__Problem details__. Go through the data below and copy each line that includes "compute".
________
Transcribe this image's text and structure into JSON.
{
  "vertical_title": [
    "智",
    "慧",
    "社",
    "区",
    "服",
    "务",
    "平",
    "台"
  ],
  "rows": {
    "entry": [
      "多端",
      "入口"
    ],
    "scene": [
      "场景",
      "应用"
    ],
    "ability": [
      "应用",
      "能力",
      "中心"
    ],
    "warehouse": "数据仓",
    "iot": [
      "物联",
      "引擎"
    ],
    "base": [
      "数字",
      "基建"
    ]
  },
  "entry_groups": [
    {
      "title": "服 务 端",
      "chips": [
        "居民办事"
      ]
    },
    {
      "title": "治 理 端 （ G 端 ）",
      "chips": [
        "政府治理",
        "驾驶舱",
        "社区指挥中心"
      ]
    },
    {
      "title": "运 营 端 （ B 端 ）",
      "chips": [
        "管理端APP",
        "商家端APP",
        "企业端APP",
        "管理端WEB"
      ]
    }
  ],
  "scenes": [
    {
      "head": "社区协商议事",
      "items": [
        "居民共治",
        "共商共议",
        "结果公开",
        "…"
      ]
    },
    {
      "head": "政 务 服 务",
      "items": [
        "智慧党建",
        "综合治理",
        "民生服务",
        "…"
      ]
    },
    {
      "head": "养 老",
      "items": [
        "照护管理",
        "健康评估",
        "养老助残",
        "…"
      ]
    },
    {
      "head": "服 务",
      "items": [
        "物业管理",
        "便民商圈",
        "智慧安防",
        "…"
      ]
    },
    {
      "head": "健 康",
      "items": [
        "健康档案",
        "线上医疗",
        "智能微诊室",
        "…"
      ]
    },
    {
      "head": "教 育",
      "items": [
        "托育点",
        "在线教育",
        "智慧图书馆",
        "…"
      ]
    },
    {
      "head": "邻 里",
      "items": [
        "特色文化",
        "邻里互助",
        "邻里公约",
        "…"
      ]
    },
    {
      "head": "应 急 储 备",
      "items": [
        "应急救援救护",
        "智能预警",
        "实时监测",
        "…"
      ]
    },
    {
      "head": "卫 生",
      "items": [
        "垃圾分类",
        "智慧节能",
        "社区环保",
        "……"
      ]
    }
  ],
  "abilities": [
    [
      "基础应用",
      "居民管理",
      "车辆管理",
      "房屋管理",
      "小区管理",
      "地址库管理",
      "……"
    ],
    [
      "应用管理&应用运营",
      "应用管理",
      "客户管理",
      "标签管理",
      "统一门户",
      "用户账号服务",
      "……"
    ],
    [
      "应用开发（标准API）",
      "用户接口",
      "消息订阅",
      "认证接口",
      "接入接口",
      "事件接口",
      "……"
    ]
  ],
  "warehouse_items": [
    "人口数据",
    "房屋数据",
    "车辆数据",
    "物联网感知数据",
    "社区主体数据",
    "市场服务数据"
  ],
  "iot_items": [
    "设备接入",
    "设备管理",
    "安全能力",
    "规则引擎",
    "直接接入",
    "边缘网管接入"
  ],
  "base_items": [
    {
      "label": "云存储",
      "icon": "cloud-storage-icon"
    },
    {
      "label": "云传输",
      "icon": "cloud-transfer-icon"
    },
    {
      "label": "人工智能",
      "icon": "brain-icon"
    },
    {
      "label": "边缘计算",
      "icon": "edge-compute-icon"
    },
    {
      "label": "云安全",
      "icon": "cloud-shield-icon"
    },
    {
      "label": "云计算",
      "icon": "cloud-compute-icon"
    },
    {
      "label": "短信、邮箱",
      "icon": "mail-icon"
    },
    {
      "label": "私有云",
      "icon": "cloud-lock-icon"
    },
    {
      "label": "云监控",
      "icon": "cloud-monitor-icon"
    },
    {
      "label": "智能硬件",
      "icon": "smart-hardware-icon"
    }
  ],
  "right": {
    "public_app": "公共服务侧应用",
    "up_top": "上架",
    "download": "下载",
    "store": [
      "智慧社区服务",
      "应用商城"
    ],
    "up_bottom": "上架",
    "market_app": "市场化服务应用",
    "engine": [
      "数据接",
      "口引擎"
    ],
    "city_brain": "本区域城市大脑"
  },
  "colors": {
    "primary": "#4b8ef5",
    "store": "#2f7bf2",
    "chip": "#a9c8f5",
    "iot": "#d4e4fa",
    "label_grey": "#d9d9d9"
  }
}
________
__Task result__.
      "icon": "edge-compute-icon"
      "icon": "cloud-compute-icon"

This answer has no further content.